This is a chronic inflammatory arthritis especially affecting sacroiliac joints and spine and characterized by progressive stiffening and fusion of the axial skeleton.
• Age: 20-30 years.
• Sex: Male & female ratio 4: 1
• More than 90% of affected persons carry the histocompatibility antigen HLA-B-27.
• Onset: Insidious, occasionally acute resembling lumbar disc protrusion.
• Back pain: Recurring episodes of low back pain and stiffness sometimes radiating to the buttocks or thighs. Pan is worse in the early morning and after inactivity.
• Chest Pain: Chest pain aggravated by breathing results from the involvement of the costovertebral joints.
• Heel Pain: due to plantar fasciitis.
• Failure to obliterate the lumbar lordosis on forward flexion.
• Pain on sacroiliac compression
• Tenderness over a bony prominence such as iliac crest, ischial tuberosity and greater trochanter.
• Restriction of movements of lumbar spines in all directions.
• As the disease progresses, stiffness increases throughout the spine.
• Iritis occurs in 25% of patients.
• Aortic regurgitation
• ESR – often raised
• RA factor absent.
• HLA B-27 in 90% cases, (present in 8% of normal population).
X-ray lumbar sine
• The sacroiliac joints are eroded with irregular margins and sclerosis of adjacent bone. As the disease advances, the sacroiliac joints may fuse.
• Syndesmophyte: It is a characteristic
abnormality in the spinal column, characterized by calcification and ossification of the interspinous ligaments, appearing as continuous lines. Therefore called “ tramline appearance”.
• Vertebrae appear square as a result of erosion of their comers.
MRI Lumbosacral spine
Non-steroidal anti-inflammatory drugs NSAIDs.

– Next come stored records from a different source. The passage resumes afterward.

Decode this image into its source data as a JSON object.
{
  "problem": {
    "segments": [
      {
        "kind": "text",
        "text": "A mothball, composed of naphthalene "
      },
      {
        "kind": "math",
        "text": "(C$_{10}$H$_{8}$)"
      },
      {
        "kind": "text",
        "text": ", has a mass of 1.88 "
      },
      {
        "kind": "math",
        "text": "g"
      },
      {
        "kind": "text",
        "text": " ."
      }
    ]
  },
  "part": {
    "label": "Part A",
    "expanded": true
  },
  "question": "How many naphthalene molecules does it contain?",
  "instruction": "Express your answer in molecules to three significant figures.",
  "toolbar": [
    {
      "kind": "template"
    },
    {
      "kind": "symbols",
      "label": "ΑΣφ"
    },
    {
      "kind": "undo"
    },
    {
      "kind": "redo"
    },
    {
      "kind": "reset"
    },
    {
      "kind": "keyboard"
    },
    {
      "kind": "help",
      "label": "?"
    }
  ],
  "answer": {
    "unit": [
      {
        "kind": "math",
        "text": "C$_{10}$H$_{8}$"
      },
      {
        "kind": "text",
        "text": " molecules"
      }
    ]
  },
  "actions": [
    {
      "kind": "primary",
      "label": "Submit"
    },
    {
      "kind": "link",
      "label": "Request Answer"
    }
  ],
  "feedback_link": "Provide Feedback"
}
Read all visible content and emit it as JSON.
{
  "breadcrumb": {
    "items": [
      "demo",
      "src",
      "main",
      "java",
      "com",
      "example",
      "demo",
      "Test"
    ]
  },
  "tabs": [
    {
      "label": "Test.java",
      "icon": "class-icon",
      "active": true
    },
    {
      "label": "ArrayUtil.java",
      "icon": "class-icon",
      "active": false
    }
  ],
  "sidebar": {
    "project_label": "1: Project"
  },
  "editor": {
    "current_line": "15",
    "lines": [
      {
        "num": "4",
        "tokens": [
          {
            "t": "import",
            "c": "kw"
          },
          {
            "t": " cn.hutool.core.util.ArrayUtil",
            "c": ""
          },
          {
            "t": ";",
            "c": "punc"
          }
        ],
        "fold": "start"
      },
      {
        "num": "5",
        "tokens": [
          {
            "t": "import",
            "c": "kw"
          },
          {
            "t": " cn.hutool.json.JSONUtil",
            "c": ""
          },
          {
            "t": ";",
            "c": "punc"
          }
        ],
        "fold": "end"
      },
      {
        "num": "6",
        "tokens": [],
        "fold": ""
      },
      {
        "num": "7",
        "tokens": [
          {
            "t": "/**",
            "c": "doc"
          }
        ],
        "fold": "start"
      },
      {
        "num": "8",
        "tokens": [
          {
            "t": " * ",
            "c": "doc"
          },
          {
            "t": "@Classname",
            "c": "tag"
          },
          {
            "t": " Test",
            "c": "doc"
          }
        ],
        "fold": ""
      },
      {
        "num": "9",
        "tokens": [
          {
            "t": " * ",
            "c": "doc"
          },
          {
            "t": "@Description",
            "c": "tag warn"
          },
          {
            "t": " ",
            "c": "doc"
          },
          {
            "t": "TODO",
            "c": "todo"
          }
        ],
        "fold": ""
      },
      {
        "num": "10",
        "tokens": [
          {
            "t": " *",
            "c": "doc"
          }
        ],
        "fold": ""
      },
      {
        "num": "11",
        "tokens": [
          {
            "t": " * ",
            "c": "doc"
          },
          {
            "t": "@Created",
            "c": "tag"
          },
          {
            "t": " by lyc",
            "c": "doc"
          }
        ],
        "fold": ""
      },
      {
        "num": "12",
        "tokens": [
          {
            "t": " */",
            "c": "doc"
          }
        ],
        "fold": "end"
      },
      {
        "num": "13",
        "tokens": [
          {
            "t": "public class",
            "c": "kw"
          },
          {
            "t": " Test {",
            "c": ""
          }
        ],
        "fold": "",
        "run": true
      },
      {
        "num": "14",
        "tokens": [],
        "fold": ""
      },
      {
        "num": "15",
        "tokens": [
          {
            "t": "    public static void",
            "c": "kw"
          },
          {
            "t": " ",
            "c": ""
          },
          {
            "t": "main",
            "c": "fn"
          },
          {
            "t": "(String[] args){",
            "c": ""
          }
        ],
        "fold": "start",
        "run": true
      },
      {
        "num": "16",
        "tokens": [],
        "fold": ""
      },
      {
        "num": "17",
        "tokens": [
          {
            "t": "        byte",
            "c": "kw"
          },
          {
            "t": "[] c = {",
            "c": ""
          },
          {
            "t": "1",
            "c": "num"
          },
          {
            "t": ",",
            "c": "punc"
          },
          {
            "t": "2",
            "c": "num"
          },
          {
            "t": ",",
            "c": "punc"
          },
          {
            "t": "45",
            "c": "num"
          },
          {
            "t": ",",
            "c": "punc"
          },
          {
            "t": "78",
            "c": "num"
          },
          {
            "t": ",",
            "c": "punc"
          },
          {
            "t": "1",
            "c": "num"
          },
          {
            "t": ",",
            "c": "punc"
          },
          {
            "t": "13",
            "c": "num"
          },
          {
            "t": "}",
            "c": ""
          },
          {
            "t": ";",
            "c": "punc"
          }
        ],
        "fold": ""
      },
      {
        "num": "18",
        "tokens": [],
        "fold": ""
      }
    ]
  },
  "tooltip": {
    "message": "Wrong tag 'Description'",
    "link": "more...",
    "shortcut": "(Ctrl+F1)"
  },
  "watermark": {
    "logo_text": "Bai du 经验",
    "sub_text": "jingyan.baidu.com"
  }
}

These drugs are very effective in relieving night pain and morning stiffness.
Regular exercise to prevent deformities.
• Sulhasalazine for long-term suppression in the involvement of peripheral arthritis
• Steroids: local steroid injection can be helpful for plantar fasciitis.
Refer to rheumatologist